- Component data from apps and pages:
[Start of section]

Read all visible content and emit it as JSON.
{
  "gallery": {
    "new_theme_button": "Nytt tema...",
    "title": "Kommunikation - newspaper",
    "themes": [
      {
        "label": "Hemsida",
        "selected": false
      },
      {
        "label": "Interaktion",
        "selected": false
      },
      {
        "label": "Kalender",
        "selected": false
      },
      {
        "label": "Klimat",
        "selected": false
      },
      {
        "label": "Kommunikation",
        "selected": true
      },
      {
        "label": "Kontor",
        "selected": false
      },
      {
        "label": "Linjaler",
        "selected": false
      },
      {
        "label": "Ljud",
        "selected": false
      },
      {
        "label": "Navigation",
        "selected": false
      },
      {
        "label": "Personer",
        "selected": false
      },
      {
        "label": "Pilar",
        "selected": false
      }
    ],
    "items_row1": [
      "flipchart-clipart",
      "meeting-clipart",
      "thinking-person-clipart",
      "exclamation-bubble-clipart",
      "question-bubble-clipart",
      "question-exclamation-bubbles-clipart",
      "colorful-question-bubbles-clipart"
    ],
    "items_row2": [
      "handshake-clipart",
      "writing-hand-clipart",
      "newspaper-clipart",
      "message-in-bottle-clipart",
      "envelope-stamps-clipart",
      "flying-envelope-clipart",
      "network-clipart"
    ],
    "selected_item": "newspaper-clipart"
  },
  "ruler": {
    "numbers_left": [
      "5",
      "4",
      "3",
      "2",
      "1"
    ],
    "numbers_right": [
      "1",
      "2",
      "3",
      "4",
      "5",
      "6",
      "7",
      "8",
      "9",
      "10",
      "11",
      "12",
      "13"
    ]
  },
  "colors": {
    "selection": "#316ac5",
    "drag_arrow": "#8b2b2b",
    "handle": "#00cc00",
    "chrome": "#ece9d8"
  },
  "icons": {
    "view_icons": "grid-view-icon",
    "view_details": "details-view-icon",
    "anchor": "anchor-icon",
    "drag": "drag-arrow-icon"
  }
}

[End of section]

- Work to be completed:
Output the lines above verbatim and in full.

- Worked solution:
Read all visible content and emit it as JSON.
{
  "gallery": {
    "new_theme_button": "Nytt tema...",
    "title": "Kommunikation - newspaper",
    "themes": [
      {
        "label": "Hemsida",
        "selected": false
      },
      {
        "label": "Interaktion",
        "selected": false
      },
      {
        "label": "Kalender",
        "selected": false
      },
      {
        "label": "Klimat",
        "selected": false
      },
      {
        "label": "Kommunikation",
        "selected": true
      },
      {
        "label": "Kontor",
        "selected": false
      },
      {
        "label": "Linjaler",
        "selected": false
      },
      {
        "label": "Ljud",
        "selected": false
      },
      {
        "label": "Navigation",
        "selected": false
      },
      {
        "label": "Personer",
        "selected": false
      },
      {
        "label": "Pilar",
        "selected": false
      }
    ],
    "items_row1": [
      "flipchart-clipart",
      "meeting-clipart",
      "thinking-person-clipart",
      "exclamation-bubble-clipart",
      "question-bubble-clipart",
      "question-exclamation-bubbles-clipart",
      "colorful-question-bubbles-clipart"
    ],
    "items_row2": [
      "handshake-clipart",
      "writing-hand-clipart",
      "newspaper-clipart",
      "message-in-bottle-clipart",
      "envelope-stamps-clipart",
      "flying-envelope-clipart",
      "network-clipart"
    ],
    "selected_item": "newspaper-clipart"
  },
  "ruler": {
    "numbers_left": [
      "5",
      "4",
      "3",
      "2",
      "1"
    ],
    "numbers_right": [
      "1",
      "2",
      "3",
      "4",
      "5",
      "6",
      "7",
      "8",
      "9",
      "10",
      "11",
      "12",
      "13"
    ]
  },
  "colors": {
    "selection": "#316ac5",
    "drag_arrow": "#8b2b2b",
    "handle": "#00cc00",
    "chrome": "#ece9d8"
  },
  "icons": {
    "view_icons": "grid-view-icon",
    "view_details": "details-view-icon",
    "anchor": "anchor-icon",
    "drag": "drag-arrow-icon"
  }
}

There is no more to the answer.